CHICAGO: In recent years, allegations about corrupt public officials have toppled or greatly weakened governments in many nations, and diminished public support for the transition from communism in many parts of the former Soviet empire. There is no sure fire way to eliminate corrupt behavior, but certain steps would certainly reduce the temptations.
Elected and appointed government officials sometimes betray the public trust when they deal with companies and unions through regulation of business activities and labor markets, and government purchase and sale of goods and services. Temptations arise because these transactions often greatly exceed the salaries of government employees. Extensive and continuing scandals in Mexico, Colombia, Cuba, Panama, and parts of Asia are related to payoffs from drug cartels and other distributors of illegal drugs. But most instances of corrupt actions involve bribes or other illicit payoffs to officials to obtain government contracts, for laws to be passed that keep out competition, for loans on favorable terms, or to ease the enforcement of pollution and other costly regulations.

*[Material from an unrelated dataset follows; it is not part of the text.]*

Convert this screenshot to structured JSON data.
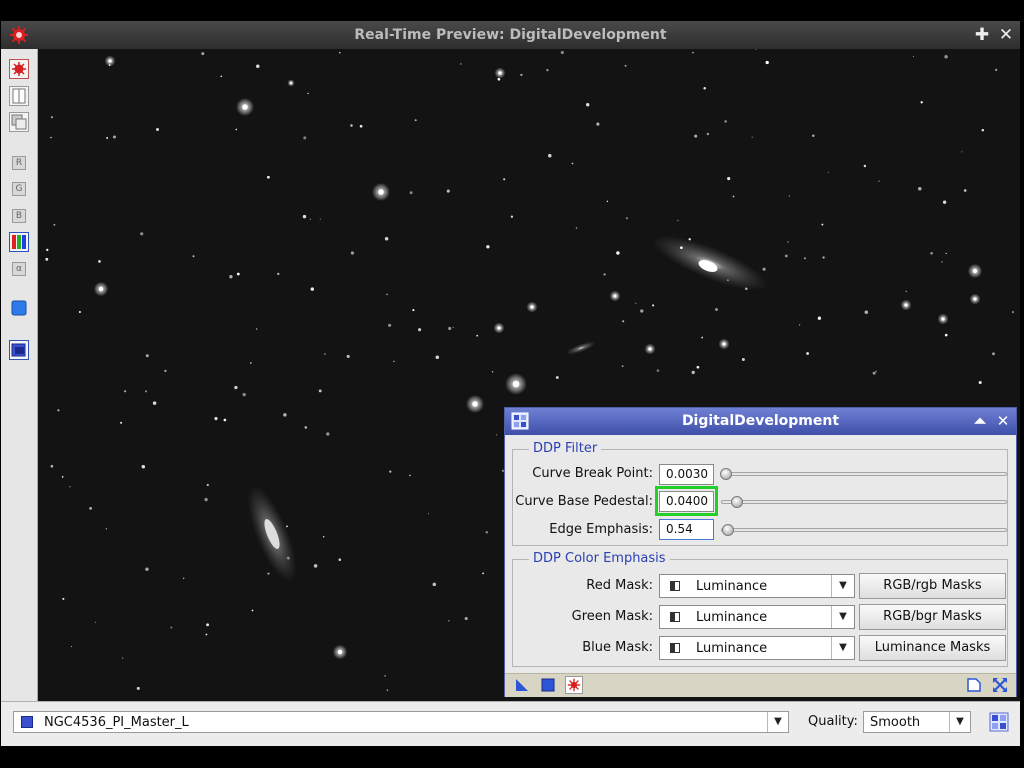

With inefficient government regulations and extensive government management of banks and other enterprises, corrupt officials may unknowingly serve a useful function by reducing arbitrary public decisions, and by helping business people and others get around harmful legislation and regulations. But widespread corruption of officials leads to a mistrust of all government officials, and discourages honest and able persons from working for the government. It also directs the energy of talented entrepreneurs toward gaining access to government power instead of engaging in directly productive activities.
The only way to reduce corruption permanently is to drastically cut back government's role in the economy. High priority should go to eliminating the thousands of petty, nuisance regulations and laws on the books in most countries which do more harm than good, and that also encourage bribery and other efforts to unfairly influence government officials. Corruption scandals have in fact strengthened the deregulation movements in both South Korea and Japan.